(Stored items from a collection)

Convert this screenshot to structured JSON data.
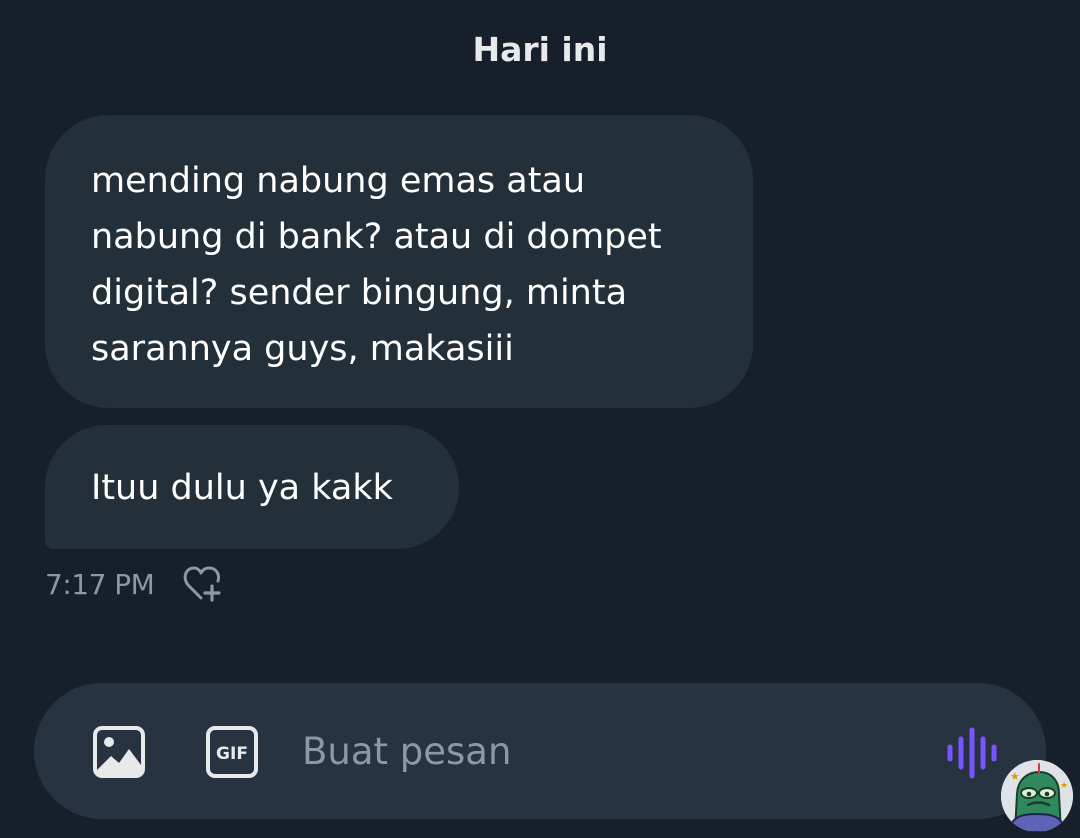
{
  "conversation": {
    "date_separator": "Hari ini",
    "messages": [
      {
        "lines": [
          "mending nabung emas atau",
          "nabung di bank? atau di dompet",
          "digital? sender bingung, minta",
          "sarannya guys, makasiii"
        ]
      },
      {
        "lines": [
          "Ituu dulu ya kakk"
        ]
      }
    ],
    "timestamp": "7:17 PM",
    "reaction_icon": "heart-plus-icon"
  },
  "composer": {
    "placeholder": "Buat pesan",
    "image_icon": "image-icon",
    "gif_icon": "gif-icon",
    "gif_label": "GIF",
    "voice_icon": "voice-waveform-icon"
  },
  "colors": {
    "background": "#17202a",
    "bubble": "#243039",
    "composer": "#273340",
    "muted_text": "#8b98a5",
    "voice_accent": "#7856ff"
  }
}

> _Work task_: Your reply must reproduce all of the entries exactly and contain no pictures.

> _Finished exercise_:
Convert this screenshot to structured JSON data.
{
  "conversation": {
    "date_separator": "Hari ini",
    "messages": [
      {
        "lines": [
          "mending nabung emas atau",
          "nabung di bank? atau di dompet",
          "digital? sender bingung, minta",
          "sarannya guys, makasiii"
        ]
      },
      {
        "lines": [
          "Ituu dulu ya kakk"
        ]
      }
    ],
    "timestamp": "7:17 PM",
    "reaction_icon": "heart-plus-icon"
  },
  "composer": {
    "placeholder": "Buat pesan",
    "image_icon": "image-icon",
    "gif_icon": "gif-icon",
    "gif_label": "GIF",
    "voice_icon": "voice-waveform-icon"
  },
  "colors": {
    "background": "#17202a",
    "bubble": "#243039",
    "composer": "#273340",
    "muted_text": "#8b98a5",
    "voice_accent": "#7856ff"
  }
}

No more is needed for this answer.